The image of an apocalypse generated by a microscopic coronavirus has been sketched more than once by the press in the past few weeks.
Divorce, widowhood, or celibacy are just a few of the faces of loneliness, an experience which Christians also deal with at some point. Those who have often crossed paths with it, say that loneliness is truly a flowering wilderness: a place that is isolated but where deep spiritual lessons are learned.
The imbalance between the requests and the thanksgiving we bring into our worship is a topic any Christian can talk about, and not just based on other people’s experience. As long as we approach praise and thanksgiving as duties to be fulfilled, we will miss the greatest blessings that can rest upon a heart full of gratitude.
In the midst of the COVID-19 pandemic, there are specialists who are not surprised by this crisis, and believe that in the future we could be facing other pandemics if we fail to fix the mistakes that led to an increase of animal to human pathogen transmission.
In our Christian experience, we strive for perfection, but we honestly admit we are a universe away from it. Our inability to live up to God’s standards can lead us to feel we can no longer benefit from divine forgiveness, at least not until we prove strong enough not to give into the sins we are battling.
We do not know what 2020 would have looked like without a pandemic, but we already know that some losses could have been prevented. And, if the future lies in the spectrum of pandemics, as the WHO warns, we should learn all the lessons that can be learned from this long journey.
We have trouble understanding and accepting the image of a loving God, as we have grown too familiar with the type of love that offers itself only when it finds in a person the qualities that make them easy to love.
The mortality rate of COVID-19 remains high, but not as high as its transmission rate, and this good news needs nuances and explanations.
The Spanish flu filled graves in almost every cemetery in the world. However, surprisingly, this tragedy had largely been forgotten until recently. A century later, the issue returned to the centre of attention, with specialists wondering if they can identify a pattern in the evolution of the COVID-19 health crisis based on the pandemic from a century ago.
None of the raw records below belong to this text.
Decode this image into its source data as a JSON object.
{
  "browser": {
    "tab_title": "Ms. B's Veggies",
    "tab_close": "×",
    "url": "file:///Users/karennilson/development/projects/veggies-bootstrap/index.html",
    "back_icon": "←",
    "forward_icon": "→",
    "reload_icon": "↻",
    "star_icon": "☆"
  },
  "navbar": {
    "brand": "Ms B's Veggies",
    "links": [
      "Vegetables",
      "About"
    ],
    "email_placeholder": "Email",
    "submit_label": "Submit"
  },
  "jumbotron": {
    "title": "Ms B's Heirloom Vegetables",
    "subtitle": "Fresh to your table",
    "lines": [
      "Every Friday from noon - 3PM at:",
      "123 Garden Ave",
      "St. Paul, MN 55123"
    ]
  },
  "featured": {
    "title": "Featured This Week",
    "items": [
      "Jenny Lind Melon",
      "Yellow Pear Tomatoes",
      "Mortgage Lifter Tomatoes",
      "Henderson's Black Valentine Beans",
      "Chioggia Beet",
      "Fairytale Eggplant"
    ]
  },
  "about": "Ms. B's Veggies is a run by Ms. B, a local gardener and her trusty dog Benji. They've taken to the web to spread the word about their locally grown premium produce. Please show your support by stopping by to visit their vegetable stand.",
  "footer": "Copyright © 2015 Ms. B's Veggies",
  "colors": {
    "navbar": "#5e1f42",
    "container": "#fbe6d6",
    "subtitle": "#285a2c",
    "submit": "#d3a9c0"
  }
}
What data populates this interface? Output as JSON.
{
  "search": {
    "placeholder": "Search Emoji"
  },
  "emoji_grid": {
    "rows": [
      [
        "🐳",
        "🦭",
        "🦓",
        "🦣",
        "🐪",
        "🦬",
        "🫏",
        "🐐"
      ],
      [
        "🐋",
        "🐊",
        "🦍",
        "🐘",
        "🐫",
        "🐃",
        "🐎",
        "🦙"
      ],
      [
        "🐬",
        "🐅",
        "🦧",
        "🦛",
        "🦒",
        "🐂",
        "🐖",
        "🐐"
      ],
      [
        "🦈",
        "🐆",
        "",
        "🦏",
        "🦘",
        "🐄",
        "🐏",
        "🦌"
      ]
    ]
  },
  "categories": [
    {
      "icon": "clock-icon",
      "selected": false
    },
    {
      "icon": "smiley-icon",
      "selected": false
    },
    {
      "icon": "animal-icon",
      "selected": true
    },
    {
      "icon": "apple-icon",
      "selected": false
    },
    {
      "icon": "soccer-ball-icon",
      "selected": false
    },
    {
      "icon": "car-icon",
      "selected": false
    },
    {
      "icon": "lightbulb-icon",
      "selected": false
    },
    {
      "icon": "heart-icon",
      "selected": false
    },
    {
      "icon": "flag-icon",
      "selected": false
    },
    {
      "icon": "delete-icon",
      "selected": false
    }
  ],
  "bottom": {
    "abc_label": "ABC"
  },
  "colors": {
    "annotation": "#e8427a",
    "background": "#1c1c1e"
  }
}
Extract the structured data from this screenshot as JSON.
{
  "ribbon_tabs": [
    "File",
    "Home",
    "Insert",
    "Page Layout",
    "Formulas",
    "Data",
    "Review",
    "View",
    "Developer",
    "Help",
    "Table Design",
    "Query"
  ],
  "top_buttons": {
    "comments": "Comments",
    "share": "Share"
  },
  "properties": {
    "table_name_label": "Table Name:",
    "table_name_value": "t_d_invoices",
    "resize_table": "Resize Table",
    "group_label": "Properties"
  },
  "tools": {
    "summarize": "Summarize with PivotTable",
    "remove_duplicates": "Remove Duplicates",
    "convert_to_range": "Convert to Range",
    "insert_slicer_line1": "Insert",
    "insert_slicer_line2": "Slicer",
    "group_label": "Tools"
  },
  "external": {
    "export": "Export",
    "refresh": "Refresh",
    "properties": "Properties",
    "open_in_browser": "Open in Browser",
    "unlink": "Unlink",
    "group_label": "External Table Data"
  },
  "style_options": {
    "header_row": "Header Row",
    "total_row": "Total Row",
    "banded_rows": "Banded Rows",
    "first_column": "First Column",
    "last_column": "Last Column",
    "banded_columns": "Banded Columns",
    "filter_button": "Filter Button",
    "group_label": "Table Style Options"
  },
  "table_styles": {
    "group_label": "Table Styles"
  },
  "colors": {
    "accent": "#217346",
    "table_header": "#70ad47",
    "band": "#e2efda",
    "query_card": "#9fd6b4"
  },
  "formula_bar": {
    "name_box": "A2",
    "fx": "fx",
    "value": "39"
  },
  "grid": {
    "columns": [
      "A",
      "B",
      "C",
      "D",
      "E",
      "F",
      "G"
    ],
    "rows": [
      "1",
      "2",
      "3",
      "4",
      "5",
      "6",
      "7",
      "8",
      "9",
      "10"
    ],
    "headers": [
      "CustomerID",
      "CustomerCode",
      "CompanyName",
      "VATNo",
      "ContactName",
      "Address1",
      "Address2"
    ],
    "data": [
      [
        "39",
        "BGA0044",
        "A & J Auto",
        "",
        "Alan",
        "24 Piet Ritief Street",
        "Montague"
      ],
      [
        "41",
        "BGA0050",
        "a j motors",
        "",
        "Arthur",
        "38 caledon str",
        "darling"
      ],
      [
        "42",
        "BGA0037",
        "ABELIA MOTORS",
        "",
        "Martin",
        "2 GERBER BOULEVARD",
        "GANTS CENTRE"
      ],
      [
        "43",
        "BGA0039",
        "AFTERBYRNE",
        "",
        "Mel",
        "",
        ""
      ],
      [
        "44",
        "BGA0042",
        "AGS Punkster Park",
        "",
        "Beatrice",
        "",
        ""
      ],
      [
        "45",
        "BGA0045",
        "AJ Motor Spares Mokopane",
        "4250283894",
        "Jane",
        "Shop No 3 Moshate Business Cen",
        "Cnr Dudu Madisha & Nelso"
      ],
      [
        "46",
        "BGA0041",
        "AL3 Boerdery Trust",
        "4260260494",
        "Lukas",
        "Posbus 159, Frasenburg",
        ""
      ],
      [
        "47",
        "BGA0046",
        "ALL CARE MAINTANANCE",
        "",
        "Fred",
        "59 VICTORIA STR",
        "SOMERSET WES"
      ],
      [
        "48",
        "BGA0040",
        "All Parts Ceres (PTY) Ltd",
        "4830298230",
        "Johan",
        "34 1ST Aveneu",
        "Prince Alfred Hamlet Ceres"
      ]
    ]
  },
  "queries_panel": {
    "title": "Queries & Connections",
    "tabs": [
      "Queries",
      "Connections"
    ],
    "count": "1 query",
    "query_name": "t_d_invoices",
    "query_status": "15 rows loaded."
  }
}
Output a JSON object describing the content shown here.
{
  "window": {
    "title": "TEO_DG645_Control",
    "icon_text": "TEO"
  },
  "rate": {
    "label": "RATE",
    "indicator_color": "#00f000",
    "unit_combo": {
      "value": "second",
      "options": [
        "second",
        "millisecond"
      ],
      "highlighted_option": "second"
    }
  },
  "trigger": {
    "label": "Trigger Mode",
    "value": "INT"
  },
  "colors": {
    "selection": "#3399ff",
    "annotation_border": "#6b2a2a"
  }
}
There is a saying that describes one’s life partner as being most appreciated during two life stages: before marriage and after the funeral. Unfortunately, proverbs and sayings hint at a reality which is also faithfully rendered by statistics showing that love wears off pretty soon in many marriages. But maybe this is part of the problem—the fact that we overburden love, treating it...